Task to complete: The lines to copy from the listing below are those that contain the string "screenshot".
**** Material shown ****
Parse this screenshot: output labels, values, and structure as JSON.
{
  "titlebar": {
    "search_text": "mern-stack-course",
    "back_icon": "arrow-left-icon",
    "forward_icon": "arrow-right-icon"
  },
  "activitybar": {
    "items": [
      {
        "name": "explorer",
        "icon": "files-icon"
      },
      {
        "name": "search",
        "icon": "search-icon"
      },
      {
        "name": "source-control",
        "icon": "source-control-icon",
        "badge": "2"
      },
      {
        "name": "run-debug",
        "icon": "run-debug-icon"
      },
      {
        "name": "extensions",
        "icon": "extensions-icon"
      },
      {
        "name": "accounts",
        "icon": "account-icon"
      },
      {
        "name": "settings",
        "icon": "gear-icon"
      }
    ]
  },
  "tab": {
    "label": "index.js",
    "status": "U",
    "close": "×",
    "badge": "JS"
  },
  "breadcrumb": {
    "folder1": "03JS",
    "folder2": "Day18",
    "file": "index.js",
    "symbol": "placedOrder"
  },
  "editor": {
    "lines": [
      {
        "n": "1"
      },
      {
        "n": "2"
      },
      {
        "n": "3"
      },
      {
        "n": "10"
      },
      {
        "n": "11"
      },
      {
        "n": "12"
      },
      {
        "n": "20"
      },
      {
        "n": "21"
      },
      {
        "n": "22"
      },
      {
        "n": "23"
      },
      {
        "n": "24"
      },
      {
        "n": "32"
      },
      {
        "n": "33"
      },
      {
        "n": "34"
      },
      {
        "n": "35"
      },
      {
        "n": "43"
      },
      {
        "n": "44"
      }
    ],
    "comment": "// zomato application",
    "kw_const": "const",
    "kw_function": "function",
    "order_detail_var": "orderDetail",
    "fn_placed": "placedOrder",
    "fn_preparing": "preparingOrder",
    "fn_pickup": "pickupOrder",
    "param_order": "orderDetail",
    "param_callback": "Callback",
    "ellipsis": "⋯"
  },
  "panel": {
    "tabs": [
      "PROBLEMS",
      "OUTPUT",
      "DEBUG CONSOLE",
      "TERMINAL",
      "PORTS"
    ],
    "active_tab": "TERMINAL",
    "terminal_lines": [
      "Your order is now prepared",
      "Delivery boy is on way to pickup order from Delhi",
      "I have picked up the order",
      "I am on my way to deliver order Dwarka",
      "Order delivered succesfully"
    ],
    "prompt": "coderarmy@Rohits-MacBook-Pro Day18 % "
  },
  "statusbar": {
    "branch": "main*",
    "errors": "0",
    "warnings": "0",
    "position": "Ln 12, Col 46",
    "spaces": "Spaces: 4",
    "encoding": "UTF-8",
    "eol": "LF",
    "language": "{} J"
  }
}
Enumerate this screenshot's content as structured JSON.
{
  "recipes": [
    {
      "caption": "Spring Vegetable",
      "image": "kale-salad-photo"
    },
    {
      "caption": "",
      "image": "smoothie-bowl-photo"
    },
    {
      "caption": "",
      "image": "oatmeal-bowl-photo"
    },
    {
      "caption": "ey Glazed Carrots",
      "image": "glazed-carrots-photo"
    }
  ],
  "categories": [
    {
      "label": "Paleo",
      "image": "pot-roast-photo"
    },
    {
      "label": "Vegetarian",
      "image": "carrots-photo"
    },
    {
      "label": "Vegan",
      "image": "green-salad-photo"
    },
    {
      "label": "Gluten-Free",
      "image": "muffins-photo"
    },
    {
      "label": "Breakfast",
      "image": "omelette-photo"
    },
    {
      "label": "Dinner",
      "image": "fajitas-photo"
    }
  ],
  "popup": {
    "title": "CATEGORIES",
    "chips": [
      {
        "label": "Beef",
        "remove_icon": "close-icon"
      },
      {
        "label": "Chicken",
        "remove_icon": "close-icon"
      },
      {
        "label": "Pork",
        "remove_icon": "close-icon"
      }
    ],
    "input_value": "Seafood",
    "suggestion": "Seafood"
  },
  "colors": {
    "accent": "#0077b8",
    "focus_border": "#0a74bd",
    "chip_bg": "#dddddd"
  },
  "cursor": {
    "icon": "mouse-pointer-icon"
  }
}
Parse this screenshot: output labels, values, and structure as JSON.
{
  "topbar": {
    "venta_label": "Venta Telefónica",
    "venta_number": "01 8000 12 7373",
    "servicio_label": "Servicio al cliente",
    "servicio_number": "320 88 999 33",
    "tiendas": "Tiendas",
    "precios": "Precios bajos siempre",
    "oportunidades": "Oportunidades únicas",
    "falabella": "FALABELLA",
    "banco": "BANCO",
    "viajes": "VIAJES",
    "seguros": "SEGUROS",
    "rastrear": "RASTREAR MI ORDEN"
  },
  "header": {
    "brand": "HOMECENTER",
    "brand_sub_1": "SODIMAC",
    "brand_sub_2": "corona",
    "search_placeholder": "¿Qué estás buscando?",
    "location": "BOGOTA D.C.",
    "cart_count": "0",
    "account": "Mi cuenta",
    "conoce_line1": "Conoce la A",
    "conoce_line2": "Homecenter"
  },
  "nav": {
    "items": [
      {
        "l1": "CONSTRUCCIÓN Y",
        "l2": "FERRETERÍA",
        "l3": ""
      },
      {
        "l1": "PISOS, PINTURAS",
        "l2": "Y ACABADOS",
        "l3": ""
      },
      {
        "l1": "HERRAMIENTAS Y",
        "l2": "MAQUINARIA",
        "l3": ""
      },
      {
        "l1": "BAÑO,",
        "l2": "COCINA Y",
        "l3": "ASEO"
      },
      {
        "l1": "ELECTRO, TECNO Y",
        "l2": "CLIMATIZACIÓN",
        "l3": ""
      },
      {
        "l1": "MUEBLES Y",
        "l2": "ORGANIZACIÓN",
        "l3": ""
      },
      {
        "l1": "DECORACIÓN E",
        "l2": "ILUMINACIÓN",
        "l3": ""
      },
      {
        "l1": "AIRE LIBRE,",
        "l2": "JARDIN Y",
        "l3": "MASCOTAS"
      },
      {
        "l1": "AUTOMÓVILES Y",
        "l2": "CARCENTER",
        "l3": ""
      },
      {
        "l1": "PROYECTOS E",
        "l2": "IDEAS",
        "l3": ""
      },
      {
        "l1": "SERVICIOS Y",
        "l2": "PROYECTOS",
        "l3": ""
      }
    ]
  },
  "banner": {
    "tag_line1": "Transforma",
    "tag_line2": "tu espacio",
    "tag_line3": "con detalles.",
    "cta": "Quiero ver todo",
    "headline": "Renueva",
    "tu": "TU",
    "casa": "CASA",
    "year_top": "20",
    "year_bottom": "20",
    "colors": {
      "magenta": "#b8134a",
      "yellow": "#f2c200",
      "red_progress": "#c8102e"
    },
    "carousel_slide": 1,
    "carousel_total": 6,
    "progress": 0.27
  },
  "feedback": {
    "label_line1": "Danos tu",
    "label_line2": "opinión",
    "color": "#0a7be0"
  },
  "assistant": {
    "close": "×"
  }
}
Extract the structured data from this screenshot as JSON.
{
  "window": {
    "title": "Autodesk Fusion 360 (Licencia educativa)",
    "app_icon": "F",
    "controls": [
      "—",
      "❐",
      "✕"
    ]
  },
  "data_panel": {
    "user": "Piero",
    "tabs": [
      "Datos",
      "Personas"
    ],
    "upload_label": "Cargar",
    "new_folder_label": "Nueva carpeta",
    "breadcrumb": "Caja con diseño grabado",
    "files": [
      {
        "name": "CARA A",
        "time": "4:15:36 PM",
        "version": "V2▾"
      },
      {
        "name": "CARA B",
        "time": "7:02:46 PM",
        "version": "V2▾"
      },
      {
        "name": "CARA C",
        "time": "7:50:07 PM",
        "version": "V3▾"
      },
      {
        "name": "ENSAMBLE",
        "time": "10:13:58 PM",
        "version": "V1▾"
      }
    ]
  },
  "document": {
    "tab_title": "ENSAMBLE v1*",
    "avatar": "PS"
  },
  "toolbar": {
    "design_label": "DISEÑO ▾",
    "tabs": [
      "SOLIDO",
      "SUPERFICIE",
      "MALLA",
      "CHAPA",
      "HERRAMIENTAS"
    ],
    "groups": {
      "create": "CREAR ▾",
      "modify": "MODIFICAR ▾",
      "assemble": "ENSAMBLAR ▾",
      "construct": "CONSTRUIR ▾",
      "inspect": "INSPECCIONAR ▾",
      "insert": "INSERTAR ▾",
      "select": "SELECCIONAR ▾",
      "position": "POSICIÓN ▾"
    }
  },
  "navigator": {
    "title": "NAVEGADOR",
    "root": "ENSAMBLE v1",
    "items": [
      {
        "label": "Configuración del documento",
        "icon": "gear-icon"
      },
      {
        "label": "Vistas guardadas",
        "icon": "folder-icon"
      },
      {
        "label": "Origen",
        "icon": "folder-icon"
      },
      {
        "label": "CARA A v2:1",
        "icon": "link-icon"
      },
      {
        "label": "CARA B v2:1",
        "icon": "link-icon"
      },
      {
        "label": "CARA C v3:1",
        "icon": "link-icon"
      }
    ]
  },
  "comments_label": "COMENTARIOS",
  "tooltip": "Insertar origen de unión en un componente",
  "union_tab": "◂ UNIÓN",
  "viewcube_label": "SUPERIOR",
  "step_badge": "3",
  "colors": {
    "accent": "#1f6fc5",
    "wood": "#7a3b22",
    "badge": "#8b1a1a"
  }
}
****
Task answer:
Parse this screenshot: output labels, values, and structure as JSON.
Enumerate this screenshot's content as structured JSON.
Parse this screenshot: output labels, values, and structure as JSON.
Extract the structured data from this screenshot as JSON.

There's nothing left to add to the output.